Data about app and page elements:
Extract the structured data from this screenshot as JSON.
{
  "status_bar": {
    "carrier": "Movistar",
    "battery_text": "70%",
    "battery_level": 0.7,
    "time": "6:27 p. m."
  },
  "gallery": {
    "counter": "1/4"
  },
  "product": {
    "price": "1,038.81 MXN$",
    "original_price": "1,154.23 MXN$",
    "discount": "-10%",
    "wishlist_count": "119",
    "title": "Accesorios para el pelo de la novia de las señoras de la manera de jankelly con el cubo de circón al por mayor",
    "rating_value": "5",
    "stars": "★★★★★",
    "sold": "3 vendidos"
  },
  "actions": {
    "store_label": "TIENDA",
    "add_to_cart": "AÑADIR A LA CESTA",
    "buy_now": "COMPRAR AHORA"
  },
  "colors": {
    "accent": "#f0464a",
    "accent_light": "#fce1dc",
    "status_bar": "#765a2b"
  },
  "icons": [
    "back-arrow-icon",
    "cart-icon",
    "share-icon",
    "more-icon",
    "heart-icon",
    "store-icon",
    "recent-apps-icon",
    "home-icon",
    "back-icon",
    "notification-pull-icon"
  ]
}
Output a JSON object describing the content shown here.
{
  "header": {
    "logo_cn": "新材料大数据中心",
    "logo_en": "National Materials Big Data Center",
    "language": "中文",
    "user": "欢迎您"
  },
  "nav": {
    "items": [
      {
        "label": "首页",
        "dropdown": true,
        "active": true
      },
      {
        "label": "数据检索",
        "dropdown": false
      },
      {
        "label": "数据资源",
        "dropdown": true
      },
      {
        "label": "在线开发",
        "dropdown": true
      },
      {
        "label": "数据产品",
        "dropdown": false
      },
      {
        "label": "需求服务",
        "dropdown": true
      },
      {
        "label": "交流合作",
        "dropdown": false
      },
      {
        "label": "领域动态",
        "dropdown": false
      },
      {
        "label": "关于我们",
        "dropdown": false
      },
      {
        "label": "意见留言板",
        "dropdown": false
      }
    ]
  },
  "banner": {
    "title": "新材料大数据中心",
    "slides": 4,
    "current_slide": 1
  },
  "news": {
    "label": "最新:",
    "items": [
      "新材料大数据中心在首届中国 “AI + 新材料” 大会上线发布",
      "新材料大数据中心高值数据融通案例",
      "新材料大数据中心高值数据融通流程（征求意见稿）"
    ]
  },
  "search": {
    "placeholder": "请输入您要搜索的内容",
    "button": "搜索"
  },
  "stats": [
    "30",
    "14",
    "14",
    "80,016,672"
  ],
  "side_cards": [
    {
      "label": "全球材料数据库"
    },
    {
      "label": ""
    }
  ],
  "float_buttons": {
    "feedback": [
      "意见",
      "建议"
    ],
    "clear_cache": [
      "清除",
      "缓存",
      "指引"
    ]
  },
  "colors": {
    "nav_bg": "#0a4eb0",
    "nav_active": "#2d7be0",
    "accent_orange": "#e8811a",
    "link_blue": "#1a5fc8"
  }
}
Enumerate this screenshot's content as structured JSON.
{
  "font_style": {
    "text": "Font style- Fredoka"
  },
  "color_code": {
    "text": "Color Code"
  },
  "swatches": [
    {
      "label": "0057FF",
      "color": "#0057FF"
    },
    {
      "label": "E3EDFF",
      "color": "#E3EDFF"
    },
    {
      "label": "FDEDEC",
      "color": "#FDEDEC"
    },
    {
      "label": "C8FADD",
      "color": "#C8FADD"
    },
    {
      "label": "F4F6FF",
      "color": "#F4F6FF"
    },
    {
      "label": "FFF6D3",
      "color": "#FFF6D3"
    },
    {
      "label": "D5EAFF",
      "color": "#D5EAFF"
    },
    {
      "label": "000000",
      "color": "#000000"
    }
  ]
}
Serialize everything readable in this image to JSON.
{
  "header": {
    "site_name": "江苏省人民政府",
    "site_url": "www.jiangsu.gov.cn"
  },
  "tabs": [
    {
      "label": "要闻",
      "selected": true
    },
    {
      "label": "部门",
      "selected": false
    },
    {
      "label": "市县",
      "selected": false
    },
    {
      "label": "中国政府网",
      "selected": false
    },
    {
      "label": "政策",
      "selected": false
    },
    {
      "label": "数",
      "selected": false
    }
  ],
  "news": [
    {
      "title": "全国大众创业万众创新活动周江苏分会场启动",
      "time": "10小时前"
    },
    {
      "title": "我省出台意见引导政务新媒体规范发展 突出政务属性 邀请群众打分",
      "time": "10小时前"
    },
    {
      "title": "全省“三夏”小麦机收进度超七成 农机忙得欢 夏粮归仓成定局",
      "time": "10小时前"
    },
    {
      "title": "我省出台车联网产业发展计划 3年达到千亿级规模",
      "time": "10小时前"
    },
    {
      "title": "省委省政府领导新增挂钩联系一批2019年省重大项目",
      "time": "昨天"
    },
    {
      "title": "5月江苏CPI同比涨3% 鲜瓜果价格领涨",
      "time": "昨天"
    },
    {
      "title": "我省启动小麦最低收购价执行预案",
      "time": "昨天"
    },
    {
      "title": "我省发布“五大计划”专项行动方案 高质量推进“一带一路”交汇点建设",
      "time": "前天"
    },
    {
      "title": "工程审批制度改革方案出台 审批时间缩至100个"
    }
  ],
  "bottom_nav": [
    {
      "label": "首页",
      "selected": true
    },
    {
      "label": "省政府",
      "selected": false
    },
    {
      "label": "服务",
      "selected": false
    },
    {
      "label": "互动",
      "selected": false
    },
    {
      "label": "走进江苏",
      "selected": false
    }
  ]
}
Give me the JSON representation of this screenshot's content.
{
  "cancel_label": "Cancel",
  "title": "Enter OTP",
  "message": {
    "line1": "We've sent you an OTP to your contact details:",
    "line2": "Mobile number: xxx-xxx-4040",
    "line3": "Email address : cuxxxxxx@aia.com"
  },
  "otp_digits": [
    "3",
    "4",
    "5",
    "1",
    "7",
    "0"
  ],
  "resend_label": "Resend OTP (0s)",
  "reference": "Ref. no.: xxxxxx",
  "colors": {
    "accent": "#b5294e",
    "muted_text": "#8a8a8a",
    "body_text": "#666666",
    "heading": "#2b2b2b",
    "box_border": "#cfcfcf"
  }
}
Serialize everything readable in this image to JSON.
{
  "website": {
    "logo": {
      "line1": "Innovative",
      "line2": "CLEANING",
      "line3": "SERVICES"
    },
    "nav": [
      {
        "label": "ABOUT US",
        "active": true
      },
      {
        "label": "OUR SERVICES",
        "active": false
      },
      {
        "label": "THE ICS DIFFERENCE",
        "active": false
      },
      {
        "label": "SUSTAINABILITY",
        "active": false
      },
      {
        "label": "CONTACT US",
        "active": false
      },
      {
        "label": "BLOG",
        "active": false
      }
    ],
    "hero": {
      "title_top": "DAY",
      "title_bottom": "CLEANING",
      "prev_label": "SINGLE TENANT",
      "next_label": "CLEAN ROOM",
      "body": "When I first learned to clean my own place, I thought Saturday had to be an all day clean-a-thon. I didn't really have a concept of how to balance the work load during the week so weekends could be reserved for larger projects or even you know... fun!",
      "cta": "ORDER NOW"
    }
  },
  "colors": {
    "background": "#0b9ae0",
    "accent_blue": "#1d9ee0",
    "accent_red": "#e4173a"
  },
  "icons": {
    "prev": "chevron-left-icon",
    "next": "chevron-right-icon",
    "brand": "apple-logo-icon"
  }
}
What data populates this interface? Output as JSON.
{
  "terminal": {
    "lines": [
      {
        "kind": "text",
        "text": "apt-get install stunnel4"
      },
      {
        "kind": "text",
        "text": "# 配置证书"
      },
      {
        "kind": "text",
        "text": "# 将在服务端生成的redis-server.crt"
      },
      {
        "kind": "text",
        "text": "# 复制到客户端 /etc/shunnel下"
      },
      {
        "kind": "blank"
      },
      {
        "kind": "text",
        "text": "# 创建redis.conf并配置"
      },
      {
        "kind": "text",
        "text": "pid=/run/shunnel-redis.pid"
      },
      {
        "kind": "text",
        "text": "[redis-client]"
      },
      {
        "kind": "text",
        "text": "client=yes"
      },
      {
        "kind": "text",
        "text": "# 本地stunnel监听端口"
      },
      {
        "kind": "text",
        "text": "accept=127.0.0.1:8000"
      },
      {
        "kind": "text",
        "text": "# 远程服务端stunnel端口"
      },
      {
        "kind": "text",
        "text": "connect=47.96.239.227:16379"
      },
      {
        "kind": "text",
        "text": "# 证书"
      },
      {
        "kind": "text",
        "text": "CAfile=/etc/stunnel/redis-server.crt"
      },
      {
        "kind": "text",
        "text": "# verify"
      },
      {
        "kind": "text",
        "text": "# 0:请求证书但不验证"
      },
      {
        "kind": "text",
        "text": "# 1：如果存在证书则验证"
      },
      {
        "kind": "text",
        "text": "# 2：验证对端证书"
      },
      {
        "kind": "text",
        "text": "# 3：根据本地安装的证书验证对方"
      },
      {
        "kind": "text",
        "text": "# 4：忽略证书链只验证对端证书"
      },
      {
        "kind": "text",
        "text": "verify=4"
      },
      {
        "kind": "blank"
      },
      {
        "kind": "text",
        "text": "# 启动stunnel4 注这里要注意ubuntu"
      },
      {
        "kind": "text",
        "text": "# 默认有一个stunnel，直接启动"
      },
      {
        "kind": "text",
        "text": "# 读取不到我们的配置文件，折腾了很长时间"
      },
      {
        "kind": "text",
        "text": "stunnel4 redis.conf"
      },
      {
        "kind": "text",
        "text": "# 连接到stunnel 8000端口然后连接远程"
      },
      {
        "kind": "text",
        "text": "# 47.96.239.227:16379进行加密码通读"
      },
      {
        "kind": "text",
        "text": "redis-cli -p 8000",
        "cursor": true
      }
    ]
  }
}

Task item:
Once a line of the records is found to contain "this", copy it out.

Your solution:
Extract the structured data from this screenshot as JSON.
Enumerate this screenshot's content as structured JSON.
Serialize everything readable in this image to JSON.
Give me the JSON representation of this screenshot's content.
Serialize everything readable in this image to JSON.
What data populates this interface? Output as JSON.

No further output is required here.